- Thirty-nine percent of restaurants were unable to cover their rent payment for the month of June, according to a report from Alignable.
- This data marks an improvement from May's report, which showed that 49% of restaurant owners could not cover rent and a big jump from December, in which 61% couldn't pay rent. However, the number of businesses unable to pay rent in June increased in New York, Virginia, Arizona, North Carolina and Florida.
- Ongoing rent problems are exasperated by lack of revenue and traffic, as well as labor shortages and inflation, the research revealed.
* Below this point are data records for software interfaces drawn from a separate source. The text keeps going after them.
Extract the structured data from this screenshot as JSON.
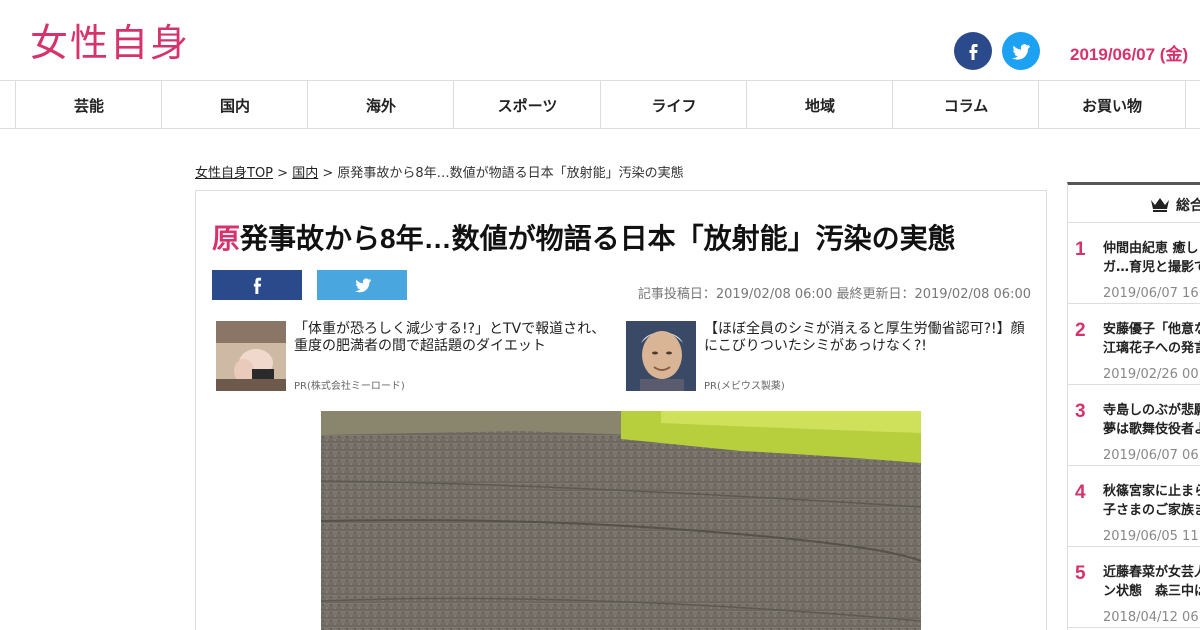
{
  "header": {
    "logo": "女性自身",
    "date": "2019/06/07 (金)"
  },
  "nav": [
    "芸能",
    "国内",
    "海外",
    "スポーツ",
    "ライフ",
    "地域",
    "コラム",
    "お買い物"
  ],
  "breadcrumb": {
    "home": "女性自身TOP",
    "sep1": " > ",
    "category": "国内",
    "sep2": " > ",
    "current": "原発事故から8年…数値が物語る日本「放射能」汚染の実態"
  },
  "article": {
    "title_first": "原",
    "title_rest": "発事故から8年…数値が物語る日本「放射能」汚染の実態",
    "meta": "記事投稿日：2019/02/08 06:00 最終更新日：2019/02/08 06:00"
  },
  "ads": [
    {
      "text": "「体重が恐ろしく減少する!?」とTVで報道され、重度の肥満者の間で超話題のダイエット",
      "pr": "PR(株式会社ミーロード)"
    },
    {
      "text": "【ほぼ全員のシミが消えると厚生労働省認可?!】顔にこびりついたシミがあっけなく?!",
      "pr": "PR(メビウス製薬)"
    }
  ],
  "sidebar": {
    "heading": "総合",
    "items": [
      {
        "num": "1",
        "line1": "仲間由紀恵 癒し",
        "line2": "ガ…育児と撮影で",
        "date": "2019/06/07 16:00"
      },
      {
        "num": "2",
        "line1": "安藤優子「他意な",
        "line2": "江璃花子への発言",
        "date": "2019/02/26 00:00"
      },
      {
        "num": "3",
        "line1": "寺島しのぶが悲願",
        "line2": "夢は歌舞伎役者よ",
        "date": "2019/06/07 06:00"
      },
      {
        "num": "4",
        "line1": "秋篠宮家に止まら",
        "line2": "子さまのご家族ま",
        "date": "2019/06/05 11:00"
      },
      {
        "num": "5",
        "line1": "近藤春菜が女芸人",
        "line2": "ン状態　森三中は",
        "date": "2018/04/12 06:00"
      }
    ]
  },
  "colors": {
    "accent": "#d6336c",
    "facebook": "#2b4a8c",
    "twitter": "#1da1f2"
  }
}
Fifty-five percent of small business owners say they can't fill necessary positions, marking a 5% increase from May.
Staffing shortages have caused restaurants to pull back on operating hours and reallocate funds to pay employees more than pre-pandemic levels, which is squeezing general and administrative expenses. Fifty-one percent of business owners said they're paying employees more than they did during COVID-19, according to Alignable's May rent report. Even with pay increases, restaurants continue to struggle filling positions.
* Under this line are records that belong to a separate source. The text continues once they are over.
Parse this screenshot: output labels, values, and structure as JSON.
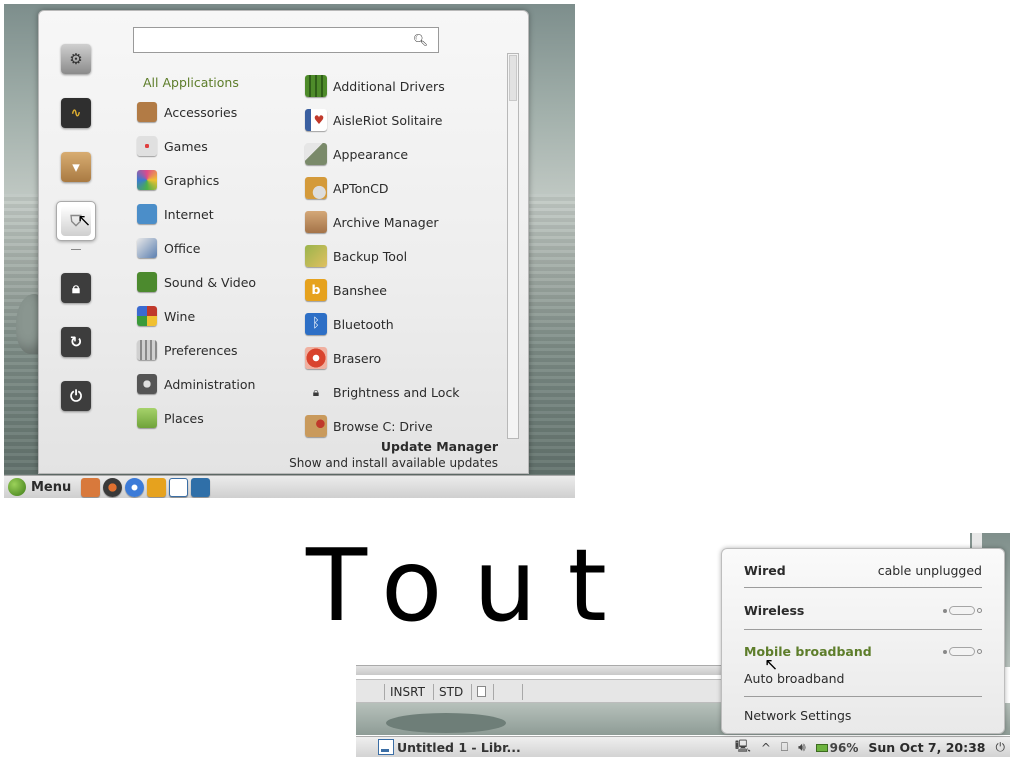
{
  "menu": {
    "search_placeholder": "",
    "search_value": "",
    "favorites": [
      {
        "name": "system-settings-icon",
        "color": "#8b8b8b"
      },
      {
        "name": "system-monitor-icon",
        "color": "#4a4a4a"
      },
      {
        "name": "software-manager-icon",
        "color": "#c99a5c"
      },
      {
        "name": "update-manager-shield-icon",
        "color": "#d9d9d9"
      },
      {
        "name": "lock-screen-icon",
        "color": "#3d3d3d"
      },
      {
        "name": "logout-icon",
        "color": "#3d3d3d"
      },
      {
        "name": "shutdown-icon",
        "color": "#3d3d3d"
      }
    ],
    "categories": [
      {
        "label": "All Applications",
        "color": ""
      },
      {
        "label": "Accessories",
        "color": "#b27b45"
      },
      {
        "label": "Games",
        "color": "#e0e0e0"
      },
      {
        "label": "Graphics",
        "color": "#e04a8a"
      },
      {
        "label": "Internet",
        "color": "#4b8ec9"
      },
      {
        "label": "Office",
        "color": "#5b7fb0"
      },
      {
        "label": "Sound & Video",
        "color": "#4c8a2e"
      },
      {
        "label": "Wine",
        "color": "#c0392b"
      },
      {
        "label": "Preferences",
        "color": "#9a9a9a"
      },
      {
        "label": "Administration",
        "color": "#555555"
      },
      {
        "label": "Places",
        "color": "#7fb24a"
      }
    ],
    "apps": [
      {
        "label": "Additional Drivers",
        "color": "#4e8b2a"
      },
      {
        "label": "AisleRiot Solitaire",
        "color": "#c0392b"
      },
      {
        "label": "Appearance",
        "color": "#7a8a6a"
      },
      {
        "label": "APTonCD",
        "color": "#d49a3a"
      },
      {
        "label": "Archive Manager",
        "color": "#b98555"
      },
      {
        "label": "Backup Tool",
        "color": "#9ab44c"
      },
      {
        "label": "Banshee",
        "color": "#e6a21e"
      },
      {
        "label": "Bluetooth",
        "color": "#2d6fc6"
      },
      {
        "label": "Brasero",
        "color": "#d9442e"
      },
      {
        "label": "Brightness and Lock",
        "color": "#3a3a3a"
      },
      {
        "label": "Browse C: Drive",
        "color": "#c99a5c"
      }
    ],
    "description": {
      "title": "Update Manager",
      "subtitle": "Show and install available updates"
    }
  },
  "panel1": {
    "menu_label": "Menu",
    "launchers": [
      {
        "name": "terminal-launcher-icon",
        "color": "#d8793c"
      },
      {
        "name": "browser-launcher-icon",
        "color": "#3a3a3a"
      },
      {
        "name": "media-launcher-icon",
        "color": "#3c7bd8"
      },
      {
        "name": "banshee-launcher-icon",
        "color": "#e6a21e"
      },
      {
        "name": "writer-launcher-icon",
        "color": "#3b6ea5"
      },
      {
        "name": "screenshot-launcher-icon",
        "color": "#2f6fa8"
      }
    ]
  },
  "big_text": "Tout",
  "libreoffice_status": {
    "insert_mode": "INSRT",
    "selection_mode": "STD"
  },
  "panel2": {
    "task_title": "Untitled 1 - Libr...",
    "battery": "96%",
    "clock": "Sun Oct  7, 20:38"
  },
  "network": {
    "wired_label": "Wired",
    "wired_status": "cable unplugged",
    "wireless_label": "Wireless",
    "mobile_label": "Mobile broadband",
    "auto_broadband": "Auto broadband",
    "settings": "Network Settings"
  }
}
Although foodservice and drinking establishments gained 186,000 jobs in May, according to the U.S. Bureau of Labor Statistics, restaurants are still 1.5 million — or 12% — below pre-pandemic employment levels. This is a particular challenge as the industry is showing strong signs of sales recovery. Yelp, for example, recorded its largest number of seated diners ever in May, surpassing pre-pandemic highs, while industry sales are just 2% below February 2020 levels.
The Alignable report shows that 71% of restaurant owners believe withholding the extra $300 unemployment benefit, as 25 states have already done, will correct labor shortages and likely expedite recovery.
Further, supply and inventory shortages are inflating operational costs. The cost of pepperoni, for example, has increased by 60% since April, while Starbucks has been short on offerings like oat milk, breakfast sandwiches and lemonade. Higher costs could also be deterring some customers. According to the Alignable report, 48% of small businesses said over half of their customers haven't returned.
Although restrictions are lifting and sales are returning, the labor and inflation pressures are hindering much of that progress. It also illustrates that relief funds dedicated to kick-starting the restaurant industry, including the Paycheck Protection Program and the Restaurant Revitalization Fund, have only gone so far, which is why the National Restaurant Association has encouraged states to establish their own restaurant grant funds. Landlords aren't likely to let restaurants keep kicking rent payments down the road after more than a year of doing so, and the industry could see more closures than it already has, even as the economy opens up.